A Victoria-based lawyer is calling B.C.’s new laws aimed at protecting victims, whose intimate photos are used for A.I.-generated nude photos without their consent, the strongest in the country.
On Jan. 29, the Intimate Images Protection Act (IIPA) will come into effect in B.C. less than a year after it was introduced. The new set of laws helps victims who have had their intimate images shared without their consent, have an easier time to seek damages and orders to have those images removed.
A growing problem
“These A.I. tools being so powerful and widely distributed, I imagine it’s going to be a growing problem,” said Erik Magraken, managing partner at MacIsaac & Company.
Magraken, who specializes in injury law, says the new laws inside of the IIPA gives victims an easier opportunity to seek damages.
“It lets people take ownership of their intimate images even if they consented to them being shared before,” he said.
“You can use this legislation to have them removed… anybody who is distributing your images without your consent can be targeted by it. Internet companies, internet intermediaries, even Google, the way it comes up in searches, even that gets targeted by it.”
The act also lets victims file a claim with the Civil Resolution Tribunal (CRT) to have their images removed from platforms, which also carries a penalty if the orders aren’t followed.
According to the CRT, an online reporting portal will be available on Jan 29.
“Across North America, this may be the most powerful tool victims of this kind of image abuse have,” said Magraken.
Victims include Taylor Swift
Earlier this week, a scourge of pornographic deepfake images generated by artificial intelligence and sexualizing people without their consent has hit its most famous victim, singer Taylor Swift, drawing attention to a problem that tech platforms and anti-abuse groups have struggled to solve.
Sexually explicit and abusive fake images of Swift began circulating widely this week on the social media platform X.
“It’s often very private, [it] can be emotionally triggering if their picture is released,” said Brandon Laur, CEO of the White Hatter.
Victoria-based The White Hatter specializes in digital privacy and says the ability to have A.I.-generated nude images can be done in minutes, sometimes for free and only requiring an email.
Laur says his company experimented with 24 A.I. image apps, and seven of them were considered “user-friendly.”
“It can lead to harassment, intimidation, relationship challenges, so this is an extremely concerning topic, and it’s super easy to make them,” said Laur.
In Dec. 2023, RCMP in Winnipeg opened an investigation after A.I. generated nude photos of several Grade 7-12 female students began circulating on social media.
“A.I. is a nuanced, complicated new part of our world,” said RCMP Const. Dani McKinnon. “It’s certainly a newer form of surreptitious behaviour. We’re in uncharted territory.”
Broader use of act
Magraken says there’s an argument to be made that the new IIPA could let non-British Columbians to have their explicit images removed from the web.

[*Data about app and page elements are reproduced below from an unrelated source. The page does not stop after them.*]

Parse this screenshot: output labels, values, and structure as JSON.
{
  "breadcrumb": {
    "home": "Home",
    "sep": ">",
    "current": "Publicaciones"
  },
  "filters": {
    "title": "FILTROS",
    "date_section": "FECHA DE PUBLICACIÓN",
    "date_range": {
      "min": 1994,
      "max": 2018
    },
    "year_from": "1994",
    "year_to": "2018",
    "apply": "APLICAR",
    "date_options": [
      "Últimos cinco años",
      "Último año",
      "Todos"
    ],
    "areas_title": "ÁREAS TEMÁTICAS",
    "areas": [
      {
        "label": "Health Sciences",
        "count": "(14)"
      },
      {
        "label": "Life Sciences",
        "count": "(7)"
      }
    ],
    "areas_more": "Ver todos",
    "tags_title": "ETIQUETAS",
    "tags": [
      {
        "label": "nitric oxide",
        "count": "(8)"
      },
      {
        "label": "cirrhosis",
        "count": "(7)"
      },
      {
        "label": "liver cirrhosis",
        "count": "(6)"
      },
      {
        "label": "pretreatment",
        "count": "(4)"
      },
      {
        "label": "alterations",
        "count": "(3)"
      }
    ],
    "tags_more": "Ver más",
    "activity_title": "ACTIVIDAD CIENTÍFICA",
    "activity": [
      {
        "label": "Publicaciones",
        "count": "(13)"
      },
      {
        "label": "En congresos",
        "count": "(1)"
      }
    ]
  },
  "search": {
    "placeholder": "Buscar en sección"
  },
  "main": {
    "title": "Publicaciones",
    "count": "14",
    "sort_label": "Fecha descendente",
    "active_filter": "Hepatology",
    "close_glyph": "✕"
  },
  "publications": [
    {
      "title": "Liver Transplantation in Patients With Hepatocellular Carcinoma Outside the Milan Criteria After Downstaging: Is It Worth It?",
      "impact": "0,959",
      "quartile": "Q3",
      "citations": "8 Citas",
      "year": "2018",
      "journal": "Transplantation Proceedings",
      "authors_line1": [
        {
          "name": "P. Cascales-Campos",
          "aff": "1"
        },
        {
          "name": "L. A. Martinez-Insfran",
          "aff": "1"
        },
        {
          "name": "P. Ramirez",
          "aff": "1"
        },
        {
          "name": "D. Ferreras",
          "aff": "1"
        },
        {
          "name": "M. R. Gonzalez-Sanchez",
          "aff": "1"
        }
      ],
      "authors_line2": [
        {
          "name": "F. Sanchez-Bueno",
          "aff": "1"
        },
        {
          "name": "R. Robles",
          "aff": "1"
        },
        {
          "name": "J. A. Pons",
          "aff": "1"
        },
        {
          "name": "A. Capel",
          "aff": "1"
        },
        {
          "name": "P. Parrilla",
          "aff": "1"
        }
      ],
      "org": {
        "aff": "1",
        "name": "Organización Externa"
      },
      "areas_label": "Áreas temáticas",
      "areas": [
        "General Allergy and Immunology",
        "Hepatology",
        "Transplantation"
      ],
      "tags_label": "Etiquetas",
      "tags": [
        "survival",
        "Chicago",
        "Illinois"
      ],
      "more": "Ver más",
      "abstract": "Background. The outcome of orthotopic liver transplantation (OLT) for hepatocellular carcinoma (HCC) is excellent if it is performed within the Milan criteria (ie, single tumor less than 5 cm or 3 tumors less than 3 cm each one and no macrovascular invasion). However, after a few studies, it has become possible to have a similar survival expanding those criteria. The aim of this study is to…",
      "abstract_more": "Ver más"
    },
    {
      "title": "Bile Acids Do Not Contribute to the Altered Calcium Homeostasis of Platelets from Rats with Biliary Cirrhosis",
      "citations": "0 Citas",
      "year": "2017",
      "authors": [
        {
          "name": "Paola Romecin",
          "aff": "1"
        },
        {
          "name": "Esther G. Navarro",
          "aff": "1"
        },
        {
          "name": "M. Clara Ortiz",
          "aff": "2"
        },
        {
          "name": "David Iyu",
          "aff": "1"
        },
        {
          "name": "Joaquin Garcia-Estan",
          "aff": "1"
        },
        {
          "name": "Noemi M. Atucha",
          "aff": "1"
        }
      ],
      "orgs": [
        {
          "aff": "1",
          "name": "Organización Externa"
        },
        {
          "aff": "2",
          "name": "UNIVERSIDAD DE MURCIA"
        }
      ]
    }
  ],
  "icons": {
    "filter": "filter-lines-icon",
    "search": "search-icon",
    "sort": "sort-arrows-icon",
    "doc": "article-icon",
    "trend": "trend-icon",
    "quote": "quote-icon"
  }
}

“I think it’s written so broadly that even non-British Columbians can try and take advantage of it,” said the lawyer.
Magraken believes that anyone — including Taylor Swift — may be able to use the CRT’s upcoming reporting portal to have their explicit images removed.
However, he says that would ultimately be up to the CRT to decide.
“Even though she’s not from B.C, even she could take advantage of the way this is written because these tech companies are distributing her images, without her consent, and that’s accessible within the provincial borders,” said Magraken.
While he hasn’t had any victims of A.I. generated nude images come forward to his firm, Magraken worries of a rise of these cases in the near future.
With files from CBC’s Darren Bernhardt